Date of Award


Document Type

Open Access Thesis

Degree Name

Master of Arts (MA)


Clinical Psychology

First Advisor

Sarah Hayes-Skelton

Second Advisor

Lizabeth Roemer

Third Advisor

Laurel Wainwright

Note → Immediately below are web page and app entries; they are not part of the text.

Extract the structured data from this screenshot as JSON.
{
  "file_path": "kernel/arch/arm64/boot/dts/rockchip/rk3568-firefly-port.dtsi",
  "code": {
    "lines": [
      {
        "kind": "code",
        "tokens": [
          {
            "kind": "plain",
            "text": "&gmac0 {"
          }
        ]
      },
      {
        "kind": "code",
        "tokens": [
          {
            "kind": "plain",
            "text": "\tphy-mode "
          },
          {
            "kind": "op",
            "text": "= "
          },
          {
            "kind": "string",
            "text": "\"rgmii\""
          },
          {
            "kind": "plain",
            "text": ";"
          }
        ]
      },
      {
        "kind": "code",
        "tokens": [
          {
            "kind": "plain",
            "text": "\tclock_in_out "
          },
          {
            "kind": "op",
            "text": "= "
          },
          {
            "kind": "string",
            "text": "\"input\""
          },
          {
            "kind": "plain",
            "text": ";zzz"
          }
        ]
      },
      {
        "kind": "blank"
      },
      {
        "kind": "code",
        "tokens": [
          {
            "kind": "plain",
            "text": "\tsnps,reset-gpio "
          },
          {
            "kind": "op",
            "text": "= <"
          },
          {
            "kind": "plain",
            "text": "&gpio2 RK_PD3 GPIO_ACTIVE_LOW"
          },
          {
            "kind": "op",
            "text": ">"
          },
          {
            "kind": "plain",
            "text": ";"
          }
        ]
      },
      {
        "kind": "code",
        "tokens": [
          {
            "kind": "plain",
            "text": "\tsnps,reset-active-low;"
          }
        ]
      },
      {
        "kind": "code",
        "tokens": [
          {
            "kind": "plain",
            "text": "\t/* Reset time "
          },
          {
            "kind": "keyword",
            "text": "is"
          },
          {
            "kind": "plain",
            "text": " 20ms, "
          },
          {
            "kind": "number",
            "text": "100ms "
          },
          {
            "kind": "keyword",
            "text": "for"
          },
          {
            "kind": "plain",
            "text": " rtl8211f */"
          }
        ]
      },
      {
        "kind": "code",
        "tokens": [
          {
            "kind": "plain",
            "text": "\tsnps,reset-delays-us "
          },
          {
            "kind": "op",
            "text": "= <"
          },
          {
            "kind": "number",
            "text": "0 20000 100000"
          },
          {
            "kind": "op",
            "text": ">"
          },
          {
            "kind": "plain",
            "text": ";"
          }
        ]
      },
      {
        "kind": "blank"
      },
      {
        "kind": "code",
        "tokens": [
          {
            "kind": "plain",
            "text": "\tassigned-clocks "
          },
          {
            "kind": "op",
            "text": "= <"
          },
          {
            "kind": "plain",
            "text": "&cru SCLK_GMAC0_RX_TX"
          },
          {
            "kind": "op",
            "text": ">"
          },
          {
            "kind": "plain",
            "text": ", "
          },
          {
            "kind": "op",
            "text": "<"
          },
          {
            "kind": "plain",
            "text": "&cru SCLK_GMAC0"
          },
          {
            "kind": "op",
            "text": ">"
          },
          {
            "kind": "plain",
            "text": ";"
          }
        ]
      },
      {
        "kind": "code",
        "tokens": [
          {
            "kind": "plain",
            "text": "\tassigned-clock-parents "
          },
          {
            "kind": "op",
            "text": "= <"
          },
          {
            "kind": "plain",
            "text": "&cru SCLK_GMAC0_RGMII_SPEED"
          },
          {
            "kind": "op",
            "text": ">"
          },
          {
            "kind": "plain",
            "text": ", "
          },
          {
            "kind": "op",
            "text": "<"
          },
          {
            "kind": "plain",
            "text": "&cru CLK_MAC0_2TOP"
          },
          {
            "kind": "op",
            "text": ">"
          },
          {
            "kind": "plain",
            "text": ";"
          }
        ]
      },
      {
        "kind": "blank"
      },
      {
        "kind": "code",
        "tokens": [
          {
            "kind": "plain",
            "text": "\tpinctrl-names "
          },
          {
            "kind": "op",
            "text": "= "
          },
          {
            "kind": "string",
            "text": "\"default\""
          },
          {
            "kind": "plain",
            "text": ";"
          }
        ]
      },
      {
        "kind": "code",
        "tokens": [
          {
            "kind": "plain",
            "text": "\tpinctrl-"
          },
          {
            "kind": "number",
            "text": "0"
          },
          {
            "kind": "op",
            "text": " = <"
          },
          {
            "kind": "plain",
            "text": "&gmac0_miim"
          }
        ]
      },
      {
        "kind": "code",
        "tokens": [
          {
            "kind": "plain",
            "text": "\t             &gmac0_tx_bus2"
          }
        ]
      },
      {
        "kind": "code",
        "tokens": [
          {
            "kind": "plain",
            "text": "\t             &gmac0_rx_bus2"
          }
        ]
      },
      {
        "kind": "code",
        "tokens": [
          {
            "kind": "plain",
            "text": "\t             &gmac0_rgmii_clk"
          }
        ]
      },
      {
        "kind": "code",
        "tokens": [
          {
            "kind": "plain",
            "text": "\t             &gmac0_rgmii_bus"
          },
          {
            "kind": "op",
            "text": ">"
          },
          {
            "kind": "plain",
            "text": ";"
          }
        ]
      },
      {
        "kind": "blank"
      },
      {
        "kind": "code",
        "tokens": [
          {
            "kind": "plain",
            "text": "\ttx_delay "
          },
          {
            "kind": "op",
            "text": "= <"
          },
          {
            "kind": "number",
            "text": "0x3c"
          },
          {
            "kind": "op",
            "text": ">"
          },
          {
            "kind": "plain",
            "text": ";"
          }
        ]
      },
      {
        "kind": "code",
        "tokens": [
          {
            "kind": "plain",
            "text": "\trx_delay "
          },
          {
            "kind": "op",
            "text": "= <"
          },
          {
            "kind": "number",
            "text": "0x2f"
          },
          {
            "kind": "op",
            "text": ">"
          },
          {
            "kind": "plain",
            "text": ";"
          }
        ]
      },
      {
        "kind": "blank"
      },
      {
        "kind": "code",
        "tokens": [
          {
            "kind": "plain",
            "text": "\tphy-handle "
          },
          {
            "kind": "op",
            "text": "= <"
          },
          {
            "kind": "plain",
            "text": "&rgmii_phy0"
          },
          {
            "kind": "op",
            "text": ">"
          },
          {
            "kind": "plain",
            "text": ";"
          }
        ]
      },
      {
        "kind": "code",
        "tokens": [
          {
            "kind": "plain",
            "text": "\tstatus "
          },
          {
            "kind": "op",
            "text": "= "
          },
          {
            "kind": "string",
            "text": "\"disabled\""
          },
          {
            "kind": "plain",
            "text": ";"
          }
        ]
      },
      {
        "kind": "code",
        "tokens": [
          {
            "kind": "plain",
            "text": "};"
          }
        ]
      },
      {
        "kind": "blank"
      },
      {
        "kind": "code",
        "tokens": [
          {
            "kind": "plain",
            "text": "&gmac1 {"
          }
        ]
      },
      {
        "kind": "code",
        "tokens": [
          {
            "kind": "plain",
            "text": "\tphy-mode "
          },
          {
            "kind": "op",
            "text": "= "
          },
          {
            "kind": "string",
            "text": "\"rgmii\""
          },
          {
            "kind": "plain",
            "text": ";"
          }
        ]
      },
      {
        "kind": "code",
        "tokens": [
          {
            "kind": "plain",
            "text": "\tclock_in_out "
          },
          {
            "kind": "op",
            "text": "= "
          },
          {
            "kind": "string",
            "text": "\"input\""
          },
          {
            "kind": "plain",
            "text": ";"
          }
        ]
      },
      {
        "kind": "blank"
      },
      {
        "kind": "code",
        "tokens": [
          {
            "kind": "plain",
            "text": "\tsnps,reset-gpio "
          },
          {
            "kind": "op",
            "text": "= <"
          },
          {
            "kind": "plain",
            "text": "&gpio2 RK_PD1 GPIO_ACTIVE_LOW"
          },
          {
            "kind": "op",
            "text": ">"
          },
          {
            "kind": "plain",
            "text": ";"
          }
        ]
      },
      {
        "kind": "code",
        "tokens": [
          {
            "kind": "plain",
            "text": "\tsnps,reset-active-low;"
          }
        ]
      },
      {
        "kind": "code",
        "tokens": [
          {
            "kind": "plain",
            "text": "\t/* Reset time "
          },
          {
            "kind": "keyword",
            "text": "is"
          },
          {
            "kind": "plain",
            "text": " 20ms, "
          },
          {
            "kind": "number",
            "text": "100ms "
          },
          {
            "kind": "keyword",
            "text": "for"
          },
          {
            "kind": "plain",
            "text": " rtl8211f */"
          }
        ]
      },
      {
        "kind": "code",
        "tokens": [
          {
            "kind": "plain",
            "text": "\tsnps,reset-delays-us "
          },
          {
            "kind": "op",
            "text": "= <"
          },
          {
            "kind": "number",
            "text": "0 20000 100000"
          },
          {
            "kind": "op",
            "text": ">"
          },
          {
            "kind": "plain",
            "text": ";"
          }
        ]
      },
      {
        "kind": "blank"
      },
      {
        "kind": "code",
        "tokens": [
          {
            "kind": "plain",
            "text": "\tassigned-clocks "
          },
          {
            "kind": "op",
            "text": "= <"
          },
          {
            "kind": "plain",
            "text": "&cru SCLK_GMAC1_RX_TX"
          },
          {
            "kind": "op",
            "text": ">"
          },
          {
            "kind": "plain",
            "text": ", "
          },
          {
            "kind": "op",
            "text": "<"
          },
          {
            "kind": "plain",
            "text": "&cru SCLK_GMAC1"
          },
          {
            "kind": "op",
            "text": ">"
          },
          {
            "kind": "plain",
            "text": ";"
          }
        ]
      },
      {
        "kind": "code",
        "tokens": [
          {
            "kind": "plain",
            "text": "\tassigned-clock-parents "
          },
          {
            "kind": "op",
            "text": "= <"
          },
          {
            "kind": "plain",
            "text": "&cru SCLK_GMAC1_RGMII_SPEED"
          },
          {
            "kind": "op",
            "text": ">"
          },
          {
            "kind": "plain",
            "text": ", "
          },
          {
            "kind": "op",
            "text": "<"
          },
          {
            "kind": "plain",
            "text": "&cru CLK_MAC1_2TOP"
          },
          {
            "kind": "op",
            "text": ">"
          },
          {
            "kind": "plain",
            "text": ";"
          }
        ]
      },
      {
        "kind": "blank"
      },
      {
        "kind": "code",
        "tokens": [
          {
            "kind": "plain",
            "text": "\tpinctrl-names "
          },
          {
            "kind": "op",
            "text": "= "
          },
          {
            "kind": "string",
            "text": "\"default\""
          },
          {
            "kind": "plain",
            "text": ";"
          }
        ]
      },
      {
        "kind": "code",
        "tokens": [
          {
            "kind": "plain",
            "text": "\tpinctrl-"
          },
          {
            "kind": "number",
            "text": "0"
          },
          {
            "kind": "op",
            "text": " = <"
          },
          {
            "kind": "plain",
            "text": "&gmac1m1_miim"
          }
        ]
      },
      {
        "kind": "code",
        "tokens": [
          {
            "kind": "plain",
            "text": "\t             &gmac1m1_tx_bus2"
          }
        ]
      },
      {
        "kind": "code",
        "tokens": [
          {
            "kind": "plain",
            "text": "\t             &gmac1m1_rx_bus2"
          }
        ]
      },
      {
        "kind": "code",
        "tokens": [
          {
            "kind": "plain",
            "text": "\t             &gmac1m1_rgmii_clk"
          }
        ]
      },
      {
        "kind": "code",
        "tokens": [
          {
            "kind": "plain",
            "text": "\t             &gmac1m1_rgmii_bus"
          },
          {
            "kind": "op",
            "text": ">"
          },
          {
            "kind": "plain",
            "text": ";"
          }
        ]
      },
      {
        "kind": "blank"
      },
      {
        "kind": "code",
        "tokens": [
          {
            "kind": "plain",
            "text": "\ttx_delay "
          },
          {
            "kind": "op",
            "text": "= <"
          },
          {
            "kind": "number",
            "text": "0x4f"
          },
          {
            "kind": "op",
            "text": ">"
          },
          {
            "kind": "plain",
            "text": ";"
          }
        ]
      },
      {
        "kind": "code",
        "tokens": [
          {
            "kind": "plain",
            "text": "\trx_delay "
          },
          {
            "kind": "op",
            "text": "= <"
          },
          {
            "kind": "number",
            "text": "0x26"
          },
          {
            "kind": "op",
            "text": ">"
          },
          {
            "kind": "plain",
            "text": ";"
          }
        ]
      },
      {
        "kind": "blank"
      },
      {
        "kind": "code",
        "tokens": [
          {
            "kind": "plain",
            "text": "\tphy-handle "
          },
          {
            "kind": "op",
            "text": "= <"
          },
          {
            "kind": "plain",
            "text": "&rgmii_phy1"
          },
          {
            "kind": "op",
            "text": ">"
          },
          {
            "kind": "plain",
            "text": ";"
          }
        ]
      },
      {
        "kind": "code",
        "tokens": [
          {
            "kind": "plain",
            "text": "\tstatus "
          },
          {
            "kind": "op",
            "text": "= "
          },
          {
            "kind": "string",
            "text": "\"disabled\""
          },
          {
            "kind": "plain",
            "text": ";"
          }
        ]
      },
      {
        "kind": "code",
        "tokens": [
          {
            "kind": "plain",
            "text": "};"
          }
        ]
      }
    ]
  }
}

The present study investigated differences between individuals with social anxiety disorder (SAD) and non-anxious controls (NAC) on measures of thought processes and anxiety responses surrounding an anxiety-provoking situation. Participants gave a spontaneous speech to an audience and reported their anxiety throughout. Measures of trait decentering and anxiety, situational anxiety, negative thoughts and believability, and willingness to repeat the task were administered. Compared to NAC, individuals with SAD reported a higher prevalence of negative thoughts, found the thoughts more believable, reported lower levels of trait decentering, and reported less willingness to repeat an anxiety-provoking task. Collapsing the groups, we found an inverse relationship between the amount of negative thoughts and willingness to repeat the task, and a positive correlation between decentering and willingness. We did not find evidence to support that decentering and believability moderate this relationship. The present study partially supports the proposed model of SAD, as the SAD and NAC groups differed at each step of the proposed model, however moderation analyses were not significant.